Chideya: At this time of hatred and xenophobia and violence against Asian-Americans, what would you say to people in order to get us to embrace our shared humanity?

Miyamoto: I don't want to be a broken record to say we have to tell our stories but this is the opportunity that we have in this country. We have such a rich array of cultures and kinds of people here. This is an opportunity for each of us to stretch. Maybe it takes a little bit of bravery to open ourselves up and let something down, a little bit of our own fears. But when you take that first step across somebody's boundary and you open up yours, it really feels good and it's fun. And so, I hardly advise people to not sit back and watch. To get involved. Yeah. To say, "What can I do to help," and let down your fear. This is not a terrible moment. This can be a wonderful moment to really stretch who we are as human beings.

Chideya: I enjoyed every minute of this. Thank you for talking with me, Nobuko.

Miyamoto: Thank you so much for what you're doing because people need to know that we're out here learning how to communicate in a better way.

Chideya: That was Nobuko Miyamoto. Her memoir is, “Not Yo' Butterfly: My Long Song of Relocation, Race, Love, and Revolution,” out now.

Chideya: Thank you so much for joining us on Our Body Politic. We're on the air each week and everywhere you listen to podcasts. Our Body Politic is produced by Lantigua Williams and Co. I'm the creator and host, Farai Chideya. Juleyka Lantigua-Williams is executive producer. Paulina Velasco is senior producer. Jen Chien is executive editor. Cedric Wilson is lead producer and mixed this episode. Our producer is Priscilla Alabi. Julie Zann is our talent consultant. Emily Daly is assistant producer. Original music by associate sound designer Kojin Tashiro. Production assistance from Sarah McClure, Veda Chand, and Mark Betancourt.

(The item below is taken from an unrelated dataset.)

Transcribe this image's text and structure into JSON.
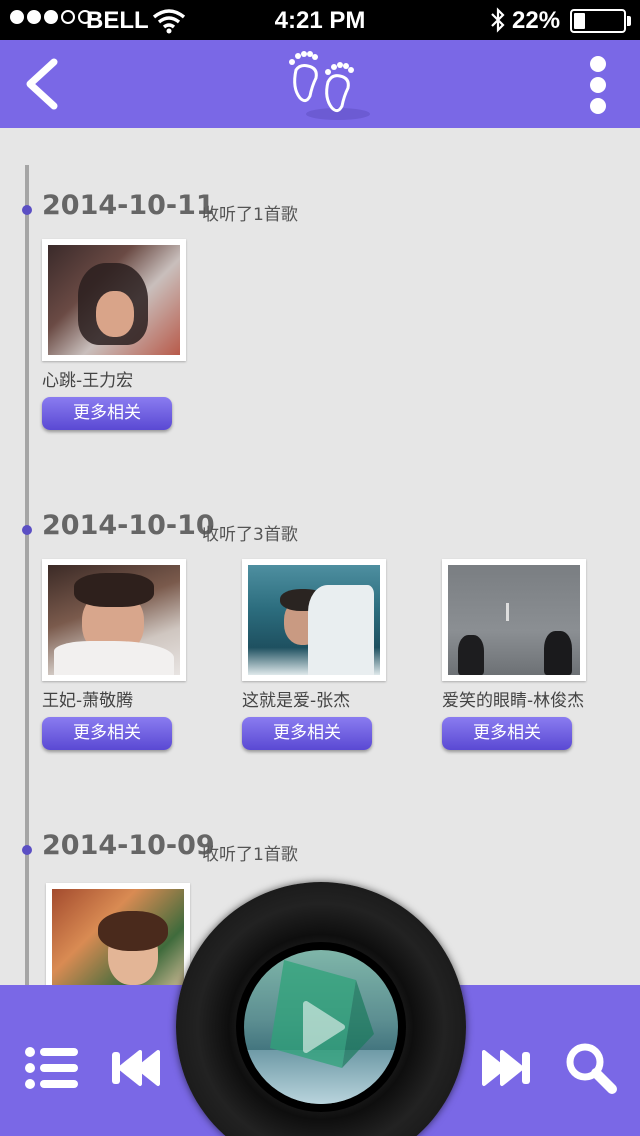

This program is produced with support from Craig Newmark Philanthropies, the Charles and Lynn Schusterman Family Philanthropies, the Harnisch Foundation, Compton Foundation, the Heising-Simons Foundation, the BMe Community, and from generous contributions from listeners like you.


Chideya, Farai, host. “Black Americans Call for Political Substance over Symbolism, the Biden-Harris Administration on Systemic Racism, and the Power of Telling Our Stories.” Our Body Politic, Diaspora Farms LLC. June 18, 2021. https://our-body-politic.simplecast.com/